For their parts in the “Great War”, Corporal Robert Baldwin, and Privates Robert Baldwin, James Chambers, James Lewis, and Hector Lewis would return to their lives in Washingtonville secure in the knowledge that they had done their duty. Corporal Baldwin’s service record could be applied to many of his compatriots in which it states “One hundred ninety one days in first line trenches and has at all times shown himself to be a man of ability and great bravery. He has a Victory medal”. 

Despite returning home to a segregated America, the deeds of these men and their regiment have left an indelible mark on the military and social history of the United States. According to historian Richard Rubin, the 369th’s victory parade, which drew crowds from across racial and social lines, could be seen as the beginning of America’s Civil Rights Movement [1]. James Reese Europe’s regimental band, known for playing popular jazz and ragtime pieces, toured throughout France during the war. The 369th band would be credited with introducing the genre to Europe, while inspiring a future generation of Jazz musicians at home [9]. There have since been many books, documentaries, and monuments dedicated to the 369th , but the closing words of W.E.B. DuBois in his 1919 essay “Returning Soldiers” illustrates the mark on history these men would leave:

We Return.

We return from fighting.

We return fighting.

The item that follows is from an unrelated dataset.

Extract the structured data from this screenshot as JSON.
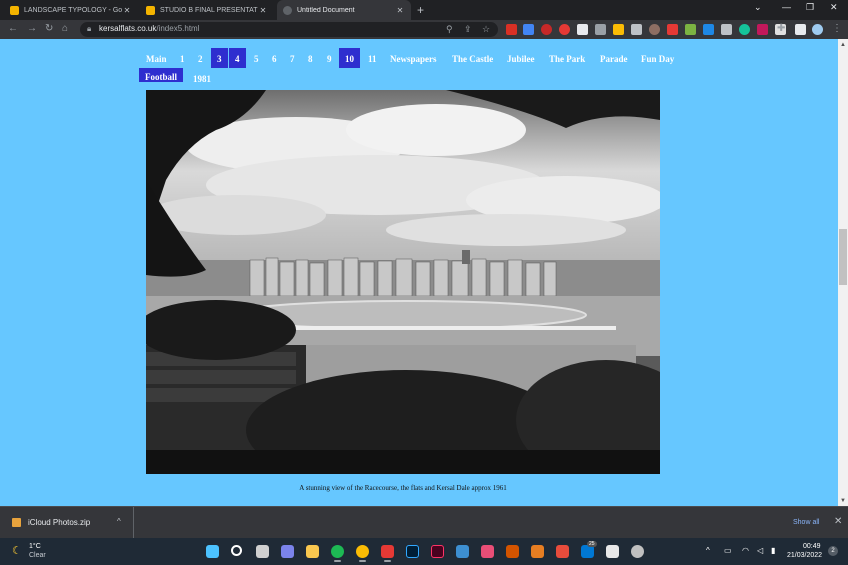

Make way for Democracy! We saved it from France, and by the Great Jehovah, we will save it in the United States of America, or know the reason why.” [10]


Sources